All costumes for the characters are fitting. Olivia’s larger-than-life personality and retired movie star background are well-represented by vibrant reds, elegant blacks, sweeping fabrics, and upscale cuts. Vinny wears standard gangster garb—a bold tie with a double-breasted pinstripe suit with pockets big enough for his gun. Joan is dressed comfortably, yet fashionably, in black leggings and a bohemian tunic, while Sandy wears khakis and a button-down shirt. Chris is similarly attired in casual pants and a button-down, while Rachael wears a zany dress that is both cute and eccentric enough to match her personality. A short red dress and some bright yellow raincoats also make appearances designed for maximum laughs.

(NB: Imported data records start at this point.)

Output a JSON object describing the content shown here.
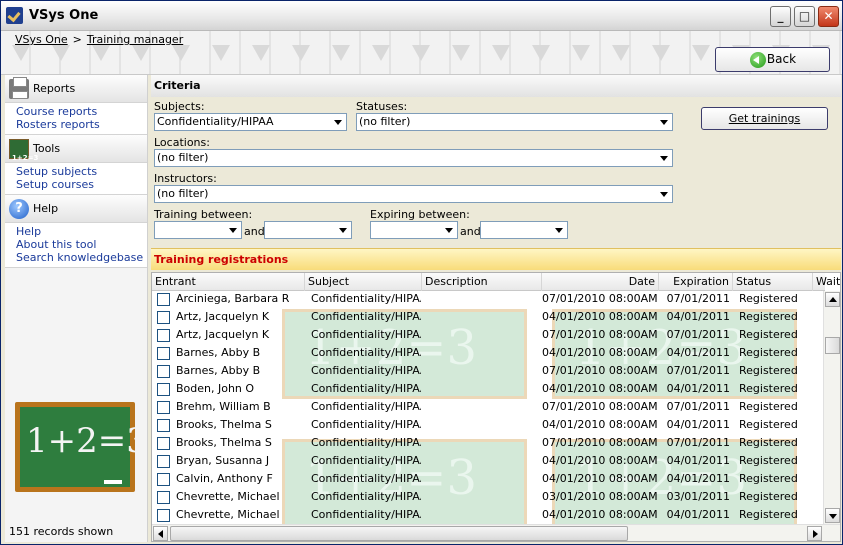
{
  "window": {
    "title": "VSys One"
  },
  "breadcrumb": {
    "home": "VSys One",
    "separator": ">",
    "current": "Training manager"
  },
  "back_button": {
    "label": "Back"
  },
  "sidebar": {
    "sections": [
      {
        "title": "Reports",
        "icon": "printer-icon",
        "links": [
          "Course reports",
          "Rosters reports"
        ]
      },
      {
        "title": "Tools",
        "icon": "chalkboard-icon",
        "links": [
          "Setup subjects",
          "Setup courses"
        ]
      },
      {
        "title": "Help",
        "icon": "help-icon",
        "links": [
          "Help",
          "About this tool",
          "Search knowledgebase"
        ]
      }
    ],
    "tools_icon_text": "1+2=3",
    "chalkboard_text": "1+2=3",
    "records_shown": "151 records shown"
  },
  "criteria": {
    "title": "Criteria",
    "subjects_label": "Subjects:",
    "subjects_value": "Confidentiality/HIPAA",
    "statuses_label": "Statuses:",
    "statuses_value": "(no filter)",
    "locations_label": "Locations:",
    "locations_value": "(no filter)",
    "instructors_label": "Instructors:",
    "instructors_value": "(no filter)",
    "training_between_label": "Training between:",
    "expiring_between_label": "Expiring between:",
    "and_label": "and",
    "get_trainings_label": "Get trainings"
  },
  "registrations": {
    "title": "Training registrations",
    "columns": [
      "Entrant",
      "Subject",
      "Description",
      "Date",
      "Expiration",
      "Status",
      "Wait"
    ],
    "rows": [
      {
        "entrant": "Arciniega, Barbara R",
        "subject": "Confidentiality/HIPAA",
        "description": "",
        "date": "07/01/2010 08:00AM",
        "expiration": "07/01/2011",
        "status": "Registered"
      },
      {
        "entrant": "Artz, Jacquelyn K",
        "subject": "Confidentiality/HIPAA",
        "description": "",
        "date": "04/01/2010 08:00AM",
        "expiration": "04/01/2011",
        "status": "Registered"
      },
      {
        "entrant": "Artz, Jacquelyn K",
        "subject": "Confidentiality/HIPAA",
        "description": "",
        "date": "07/01/2010 08:00AM",
        "expiration": "07/01/2011",
        "status": "Registered"
      },
      {
        "entrant": "Barnes, Abby B",
        "subject": "Confidentiality/HIPAA",
        "description": "",
        "date": "04/01/2010 08:00AM",
        "expiration": "04/01/2011",
        "status": "Registered"
      },
      {
        "entrant": "Barnes, Abby B",
        "subject": "Confidentiality/HIPAA",
        "description": "",
        "date": "07/01/2010 08:00AM",
        "expiration": "07/01/2011",
        "status": "Registered"
      },
      {
        "entrant": "Boden, John O",
        "subject": "Confidentiality/HIPAA",
        "description": "",
        "date": "04/01/2010 08:00AM",
        "expiration": "04/01/2011",
        "status": "Registered"
      },
      {
        "entrant": "Brehm, William B",
        "subject": "Confidentiality/HIPAA",
        "description": "",
        "date": "07/01/2010 08:00AM",
        "expiration": "07/01/2011",
        "status": "Registered"
      },
      {
        "entrant": "Brooks, Thelma S",
        "subject": "Confidentiality/HIPAA",
        "description": "",
        "date": "04/01/2010 08:00AM",
        "expiration": "04/01/2011",
        "status": "Registered"
      },
      {
        "entrant": "Brooks, Thelma S",
        "subject": "Confidentiality/HIPAA",
        "description": "",
        "date": "07/01/2010 08:00AM",
        "expiration": "07/01/2011",
        "status": "Registered"
      },
      {
        "entrant": "Bryan, Susanna J",
        "subject": "Confidentiality/HIPAA",
        "description": "",
        "date": "04/01/2010 08:00AM",
        "expiration": "04/01/2011",
        "status": "Registered"
      },
      {
        "entrant": "Calvin, Anthony F",
        "subject": "Confidentiality/HIPAA",
        "description": "",
        "date": "04/01/2010 08:00AM",
        "expiration": "04/01/2011",
        "status": "Registered"
      },
      {
        "entrant": "Chevrette, Michael",
        "subject": "Confidentiality/HIPAA",
        "description": "",
        "date": "03/01/2010 08:00AM",
        "expiration": "03/01/2011",
        "status": "Registered"
      },
      {
        "entrant": "Chevrette, Michael",
        "subject": "Confidentiality/HIPAA",
        "description": "",
        "date": "04/01/2010 08:00AM",
        "expiration": "04/01/2011",
        "status": "Registered"
      }
    ]
  }
}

The set screams Texas. Though the colors are more reminiscent of the canyons of New Mexico—a turquoise generally found in jewelry and a sandy, clay-like brown that reminds my childhood brain of the burnt sienna crayon I once found in a Crayola box—there is no doubt that we are in the Lone Star state; the big metal stars that hang on almost every wall make sure of that. The set’s layout is well-designed with multiple doors, a greenhouse visible beyond one of them, and the use of a theater aisle as a hallway to hidden bedrooms. On stage, we see a bar cart, sofa and chair for our therapist sessions, and a simple coffee table. Adornments are generally scarce (though some paintings flank the walls to either side of the central door), since the colors and wall designs draw central focus.
Sound and lighting throughout the show are strong. Sound effects are properly timed, and lighting effects lend to the show’s humor. In addition, some well-considered use of a few 70s and 80s tunes adds to the frivolity.
And ultimately, Love, Lies & the Doctor’s Dilemma is just that—whimsy. There are no deeper messages or hidden meanings here—just solid, light-hearted fun with a cast with rare chemistry and a director with vision. On the weekend, often that’s just what the doctor ordered.
LOVE, LIES & THE DOCTOR’S DILEMMA
221 W. Parker Road, Suite 580
Plano, TX 75023
Runs through January 27th
Thursdays, Fridays, and Saturdays at 8:00 pm, with matinees Saturdays at 3:00 pm.
Ticket prices are $22.00 for Friday and Saturday nights, and $16.00 for Thursdays and matinees. Student, Senior, and Group discounts are available. No late seating.
For information and to purchase tickets, visit www.roverdramawerks.com, or call the box office at 972-849-0358.